▶ **PROBLEM**:
List each line of the data that holds the string "true", please.
##### DATASET RECORDS
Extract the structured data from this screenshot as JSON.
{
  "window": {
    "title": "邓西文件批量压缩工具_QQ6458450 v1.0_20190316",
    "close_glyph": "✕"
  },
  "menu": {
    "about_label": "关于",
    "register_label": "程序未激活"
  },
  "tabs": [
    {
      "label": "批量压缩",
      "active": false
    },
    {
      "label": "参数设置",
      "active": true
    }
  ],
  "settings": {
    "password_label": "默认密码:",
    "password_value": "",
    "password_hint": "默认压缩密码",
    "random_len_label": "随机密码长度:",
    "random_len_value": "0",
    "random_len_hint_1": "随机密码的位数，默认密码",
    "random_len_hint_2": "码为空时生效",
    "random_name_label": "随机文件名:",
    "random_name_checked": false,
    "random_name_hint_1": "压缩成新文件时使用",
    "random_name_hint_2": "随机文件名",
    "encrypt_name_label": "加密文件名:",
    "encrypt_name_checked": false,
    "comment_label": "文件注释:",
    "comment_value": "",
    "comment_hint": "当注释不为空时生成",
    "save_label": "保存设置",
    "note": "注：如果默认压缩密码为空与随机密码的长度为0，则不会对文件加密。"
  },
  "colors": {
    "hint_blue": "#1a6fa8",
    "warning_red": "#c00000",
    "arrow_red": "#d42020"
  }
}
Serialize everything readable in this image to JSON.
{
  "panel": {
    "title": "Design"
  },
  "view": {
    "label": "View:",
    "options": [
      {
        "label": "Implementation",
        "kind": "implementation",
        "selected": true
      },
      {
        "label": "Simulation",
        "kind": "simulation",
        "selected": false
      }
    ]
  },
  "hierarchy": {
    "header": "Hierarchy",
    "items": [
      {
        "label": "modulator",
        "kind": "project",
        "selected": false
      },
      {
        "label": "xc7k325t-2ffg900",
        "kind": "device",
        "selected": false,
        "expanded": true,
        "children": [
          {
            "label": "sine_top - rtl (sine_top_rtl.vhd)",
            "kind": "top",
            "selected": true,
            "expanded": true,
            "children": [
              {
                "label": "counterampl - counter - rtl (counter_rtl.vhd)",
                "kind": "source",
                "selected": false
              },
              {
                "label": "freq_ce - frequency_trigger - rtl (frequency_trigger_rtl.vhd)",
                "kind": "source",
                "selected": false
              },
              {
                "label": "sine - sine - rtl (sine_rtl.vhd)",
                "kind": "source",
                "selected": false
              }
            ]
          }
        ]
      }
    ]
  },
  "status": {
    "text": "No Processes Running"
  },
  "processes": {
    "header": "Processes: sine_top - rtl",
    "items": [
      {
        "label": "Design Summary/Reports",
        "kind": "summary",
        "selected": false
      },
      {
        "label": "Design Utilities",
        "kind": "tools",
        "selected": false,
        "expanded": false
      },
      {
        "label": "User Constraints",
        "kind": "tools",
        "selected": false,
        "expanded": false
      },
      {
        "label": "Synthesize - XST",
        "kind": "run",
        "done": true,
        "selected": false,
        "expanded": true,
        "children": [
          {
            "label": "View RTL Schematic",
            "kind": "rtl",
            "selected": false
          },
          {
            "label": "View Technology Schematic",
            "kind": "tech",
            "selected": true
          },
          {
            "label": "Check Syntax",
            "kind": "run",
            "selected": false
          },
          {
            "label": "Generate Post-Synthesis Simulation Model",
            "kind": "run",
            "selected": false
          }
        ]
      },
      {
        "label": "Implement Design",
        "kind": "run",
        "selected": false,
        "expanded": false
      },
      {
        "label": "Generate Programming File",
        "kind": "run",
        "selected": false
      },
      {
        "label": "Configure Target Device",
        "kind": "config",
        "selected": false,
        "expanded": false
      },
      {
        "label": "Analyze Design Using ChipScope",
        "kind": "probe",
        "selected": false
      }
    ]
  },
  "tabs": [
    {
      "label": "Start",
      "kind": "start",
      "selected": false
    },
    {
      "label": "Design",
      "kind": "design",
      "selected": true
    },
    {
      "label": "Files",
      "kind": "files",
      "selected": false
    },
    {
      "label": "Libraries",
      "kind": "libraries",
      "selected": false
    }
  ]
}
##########
▶ **RESULT OF THE TASK**:
      "active": true
        "selected": true
        "expanded": true,
            "selected": true,
            "expanded": true,
        "done": true,
        "expanded": true,
            "selected": true
      "selected": true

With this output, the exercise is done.